# TASK TO COMPLETE
Repeat the entries that appear below, exactly as they are given.

··· PROVIDED RECORDS ···

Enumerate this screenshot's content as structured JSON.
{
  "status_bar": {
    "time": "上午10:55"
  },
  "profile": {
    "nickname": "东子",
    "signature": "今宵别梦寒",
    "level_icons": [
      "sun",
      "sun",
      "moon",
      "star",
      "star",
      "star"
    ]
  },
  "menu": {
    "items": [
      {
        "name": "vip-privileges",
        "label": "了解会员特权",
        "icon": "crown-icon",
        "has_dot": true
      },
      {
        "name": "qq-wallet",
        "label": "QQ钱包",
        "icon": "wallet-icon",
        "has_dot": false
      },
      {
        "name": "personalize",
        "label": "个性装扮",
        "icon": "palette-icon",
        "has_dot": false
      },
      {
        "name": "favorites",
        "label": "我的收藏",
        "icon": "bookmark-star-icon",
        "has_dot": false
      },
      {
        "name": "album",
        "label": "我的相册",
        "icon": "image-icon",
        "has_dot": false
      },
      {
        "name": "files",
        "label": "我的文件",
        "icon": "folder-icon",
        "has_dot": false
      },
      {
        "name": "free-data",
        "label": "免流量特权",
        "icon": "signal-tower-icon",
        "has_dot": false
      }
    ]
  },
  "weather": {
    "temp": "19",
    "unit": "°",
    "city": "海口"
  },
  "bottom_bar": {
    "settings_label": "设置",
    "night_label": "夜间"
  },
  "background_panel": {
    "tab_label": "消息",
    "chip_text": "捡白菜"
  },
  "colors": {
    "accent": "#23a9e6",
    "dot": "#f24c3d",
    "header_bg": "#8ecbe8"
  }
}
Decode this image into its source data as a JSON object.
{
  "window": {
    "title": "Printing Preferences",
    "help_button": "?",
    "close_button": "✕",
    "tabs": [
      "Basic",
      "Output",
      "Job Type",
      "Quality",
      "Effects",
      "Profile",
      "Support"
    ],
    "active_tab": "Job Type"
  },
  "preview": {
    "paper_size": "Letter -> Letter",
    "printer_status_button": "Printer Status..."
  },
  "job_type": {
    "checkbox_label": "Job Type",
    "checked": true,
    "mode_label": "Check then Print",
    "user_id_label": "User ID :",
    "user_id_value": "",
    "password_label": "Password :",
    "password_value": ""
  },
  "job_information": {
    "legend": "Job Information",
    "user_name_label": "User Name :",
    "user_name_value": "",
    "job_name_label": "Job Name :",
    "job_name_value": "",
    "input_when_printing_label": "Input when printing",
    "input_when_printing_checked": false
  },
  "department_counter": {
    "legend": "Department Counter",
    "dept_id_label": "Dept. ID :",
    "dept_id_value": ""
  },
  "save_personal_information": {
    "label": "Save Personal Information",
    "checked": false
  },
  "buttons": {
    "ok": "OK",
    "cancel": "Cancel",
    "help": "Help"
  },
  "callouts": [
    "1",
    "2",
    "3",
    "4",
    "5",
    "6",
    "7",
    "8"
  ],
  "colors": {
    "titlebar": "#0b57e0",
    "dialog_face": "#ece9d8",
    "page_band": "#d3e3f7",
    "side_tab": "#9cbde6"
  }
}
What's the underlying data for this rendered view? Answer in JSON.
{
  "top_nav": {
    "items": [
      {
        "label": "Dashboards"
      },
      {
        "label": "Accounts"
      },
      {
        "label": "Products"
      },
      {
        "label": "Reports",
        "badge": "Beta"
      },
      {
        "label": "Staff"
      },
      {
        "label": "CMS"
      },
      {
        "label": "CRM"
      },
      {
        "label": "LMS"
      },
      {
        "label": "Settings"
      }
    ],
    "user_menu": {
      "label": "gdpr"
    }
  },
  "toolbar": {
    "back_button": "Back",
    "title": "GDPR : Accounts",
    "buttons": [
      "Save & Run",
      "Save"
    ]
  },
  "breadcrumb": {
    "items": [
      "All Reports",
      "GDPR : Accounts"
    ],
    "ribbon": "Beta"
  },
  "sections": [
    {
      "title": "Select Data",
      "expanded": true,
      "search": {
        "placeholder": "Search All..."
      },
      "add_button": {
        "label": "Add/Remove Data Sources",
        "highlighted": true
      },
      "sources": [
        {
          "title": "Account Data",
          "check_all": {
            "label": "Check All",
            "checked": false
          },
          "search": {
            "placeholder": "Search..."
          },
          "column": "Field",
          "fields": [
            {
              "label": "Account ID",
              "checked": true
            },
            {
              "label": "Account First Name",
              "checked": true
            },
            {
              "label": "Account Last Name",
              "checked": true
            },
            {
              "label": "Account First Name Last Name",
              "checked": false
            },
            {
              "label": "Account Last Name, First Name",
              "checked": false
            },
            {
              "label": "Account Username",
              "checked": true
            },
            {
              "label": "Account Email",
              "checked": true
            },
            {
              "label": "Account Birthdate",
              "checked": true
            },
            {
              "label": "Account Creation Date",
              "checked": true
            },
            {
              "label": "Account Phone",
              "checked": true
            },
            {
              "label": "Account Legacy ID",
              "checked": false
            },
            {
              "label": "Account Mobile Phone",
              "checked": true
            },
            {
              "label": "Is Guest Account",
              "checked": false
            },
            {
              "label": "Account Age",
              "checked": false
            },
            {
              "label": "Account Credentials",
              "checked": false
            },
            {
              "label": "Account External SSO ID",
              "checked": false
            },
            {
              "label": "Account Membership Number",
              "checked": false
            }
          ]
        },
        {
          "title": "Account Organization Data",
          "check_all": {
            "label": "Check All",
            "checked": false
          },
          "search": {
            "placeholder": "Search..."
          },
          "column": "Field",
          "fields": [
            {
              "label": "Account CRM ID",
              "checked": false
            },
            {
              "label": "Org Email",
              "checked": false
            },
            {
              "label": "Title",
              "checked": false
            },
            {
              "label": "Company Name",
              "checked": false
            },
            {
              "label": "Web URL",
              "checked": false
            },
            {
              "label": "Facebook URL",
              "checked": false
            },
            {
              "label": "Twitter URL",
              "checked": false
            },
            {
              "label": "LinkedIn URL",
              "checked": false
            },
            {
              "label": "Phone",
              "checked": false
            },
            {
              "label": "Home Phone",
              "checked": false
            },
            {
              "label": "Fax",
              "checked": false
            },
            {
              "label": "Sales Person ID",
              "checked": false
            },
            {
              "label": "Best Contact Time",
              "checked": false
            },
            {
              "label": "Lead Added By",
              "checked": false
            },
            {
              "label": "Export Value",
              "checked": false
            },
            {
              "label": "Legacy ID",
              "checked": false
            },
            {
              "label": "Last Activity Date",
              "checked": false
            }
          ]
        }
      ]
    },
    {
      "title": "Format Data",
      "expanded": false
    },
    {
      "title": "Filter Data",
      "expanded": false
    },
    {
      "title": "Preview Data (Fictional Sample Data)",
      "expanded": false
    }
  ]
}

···

# COMPLETED EXERCISE
Enumerate this screenshot's content as structured JSON.
{
  "status_bar": {
    "time": "上午10:55"
  },
  "profile": {
    "nickname": "东子",
    "signature": "今宵别梦寒",
    "level_icons": [
      "sun",
      "sun",
      "moon",
      "star",
      "star",
      "star"
    ]
  },
  "menu": {
    "items": [
      {
        "name": "vip-privileges",
        "label": "了解会员特权",
        "icon": "crown-icon",
        "has_dot": true
      },
      {
        "name": "qq-wallet",
        "label": "QQ钱包",
        "icon": "wallet-icon",
        "has_dot": false
      },
      {
        "name": "personalize",
        "label": "个性装扮",
        "icon": "palette-icon",
        "has_dot": false
      },
      {
        "name": "favorites",
        "label": "我的收藏",
        "icon": "bookmark-star-icon",
        "has_dot": false
      },
      {
        "name": "album",
        "label": "我的相册",
        "icon": "image-icon",
        "has_dot": false
      },
      {
        "name": "files",
        "label": "我的文件",
        "icon": "folder-icon",
        "has_dot": false
      },
      {
        "name": "free-data",
        "label": "免流量特权",
        "icon": "signal-tower-icon",
        "has_dot": false
      }
    ]
  },
  "weather": {
    "temp": "19",
    "unit": "°",
    "city": "海口"
  },
  "bottom_bar": {
    "settings_label": "设置",
    "night_label": "夜间"
  },
  "background_panel": {
    "tab_label": "消息",
    "chip_text": "捡白菜"
  },
  "colors": {
    "accent": "#23a9e6",
    "dot": "#f24c3d",
    "header_bg": "#8ecbe8"
  }
}
Decode this image into its source data as a JSON object.
{
  "window": {
    "title": "Printing Preferences",
    "help_button": "?",
    "close_button": "✕",
    "tabs": [
      "Basic",
      "Output",
      "Job Type",
      "Quality",
      "Effects",
      "Profile",
      "Support"
    ],
    "active_tab": "Job Type"
  },
  "preview": {
    "paper_size": "Letter -> Letter",
    "printer_status_button": "Printer Status..."
  },
  "job_type": {
    "checkbox_label": "Job Type",
    "checked": true,
    "mode_label": "Check then Print",
    "user_id_label": "User ID :",
    "user_id_value": "",
    "password_label": "Password :",
    "password_value": ""
  },
  "job_information": {
    "legend": "Job Information",
    "user_name_label": "User Name :",
    "user_name_value": "",
    "job_name_label": "Job Name :",
    "job_name_value": "",
    "input_when_printing_label": "Input when printing",
    "input_when_printing_checked": false
  },
  "department_counter": {
    "legend": "Department Counter",
    "dept_id_label": "Dept. ID :",
    "dept_id_value": ""
  },
  "save_personal_information": {
    "label": "Save Personal Information",
    "checked": false
  },
  "buttons": {
    "ok": "OK",
    "cancel": "Cancel",
    "help": "Help"
  },
  "callouts": [
    "1",
    "2",
    "3",
    "4",
    "5",
    "6",
    "7",
    "8"
  ],
  "colors": {
    "titlebar": "#0b57e0",
    "dialog_face": "#ece9d8",
    "page_band": "#d3e3f7",
    "side_tab": "#9cbde6"
  }
}
What's the underlying data for this rendered view? Answer in JSON.
{
  "top_nav": {
    "items": [
      {
        "label": "Dashboards"
      },
      {
        "label": "Accounts"
      },
      {
        "label": "Products"
      },
      {
        "label": "Reports",
        "badge": "Beta"
      },
      {
        "label": "Staff"
      },
      {
        "label": "CMS"
      },
      {
        "label": "CRM"
      },
      {
        "label": "LMS"
      },
      {
        "label": "Settings"
      }
    ],
    "user_menu": {
      "label": "gdpr"
    }
  },
  "toolbar": {
    "back_button": "Back",
    "title": "GDPR : Accounts",
    "buttons": [
      "Save & Run",
      "Save"
    ]
  },
  "breadcrumb": {
    "items": [
      "All Reports",
      "GDPR : Accounts"
    ],
    "ribbon": "Beta"
  },
  "sections": [
    {
      "title": "Select Data",
      "expanded": true,
      "search": {
        "placeholder": "Search All..."
      },
      "add_button": {
        "label": "Add/Remove Data Sources",
        "highlighted": true
      },
      "sources": [
        {
          "title": "Account Data",
          "check_all": {
            "label": "Check All",
            "checked": false
          },
          "search": {
            "placeholder": "Search..."
          },
          "column": "Field",
          "fields": [
            {
              "label": "Account ID",
              "checked": true
            },
            {
              "label": "Account First Name",
              "checked": true
            },
            {
              "label": "Account Last Name",
              "checked": true
            },
            {
              "label": "Account First Name Last Name",
              "checked": false
            },
            {
              "label": "Account Last Name, First Name",
              "checked": false
            },
            {
              "label": "Account Username",
              "checked": true
            },
            {
              "label": "Account Email",
              "checked": true
            },
            {
              "label": "Account Birthdate",
              "checked": true
            },
            {
              "label": "Account Creation Date",
              "checked": true
            },
            {
              "label": "Account Phone",
              "checked": true
            },
            {
              "label": "Account Legacy ID",
              "checked": false
            },
            {
              "label": "Account Mobile Phone",
              "checked": true
            },
            {
              "label": "Is Guest Account",
              "checked": false
            },
            {
              "label": "Account Age",
              "checked": false
            },
            {
              "label": "Account Credentials",
              "checked": false
            },
            {
              "label": "Account External SSO ID",
              "checked": false
            },
            {
              "label": "Account Membership Number",
              "checked": false
            }
          ]
        },
        {
          "title": "Account Organization Data",
          "check_all": {
            "label": "Check All",
            "checked": false
          },
          "search": {
            "placeholder": "Search..."
          },
          "column": "Field",
          "fields": [
            {
              "label": "Account CRM ID",
              "checked": false
            },
            {
              "label": "Org Email",
              "checked": false
            },
            {
              "label": "Title",
              "checked": false
            },
            {
              "label": "Company Name",
              "checked": false
            },
            {
              "label": "Web URL",
              "checked": false
            },
            {
              "label": "Facebook URL",
              "checked": false
            },
            {
              "label": "Twitter URL",
              "checked": false
            },
            {
              "label": "LinkedIn URL",
              "checked": false
            },
            {
              "label": "Phone",
              "checked": false
            },
            {
              "label": "Home Phone",
              "checked": false
            },
            {
              "label": "Fax",
              "checked": false
            },
            {
              "label": "Sales Person ID",
              "checked": false
            },
            {
              "label": "Best Contact Time",
              "checked": false
            },
            {
              "label": "Lead Added By",
              "checked": false
            },
            {
              "label": "Export Value",
              "checked": false
            },
            {
              "label": "Legacy ID",
              "checked": false
            },
            {
              "label": "Last Activity Date",
              "checked": false
            }
          ]
        }
      ]
    },
    {
      "title": "Format Data",
      "expanded": false
    },
    {
      "title": "Filter Data",
      "expanded": false
    },
    {
      "title": "Preview Data (Fictional Sample Data)",
      "expanded": false
    }
  ]
}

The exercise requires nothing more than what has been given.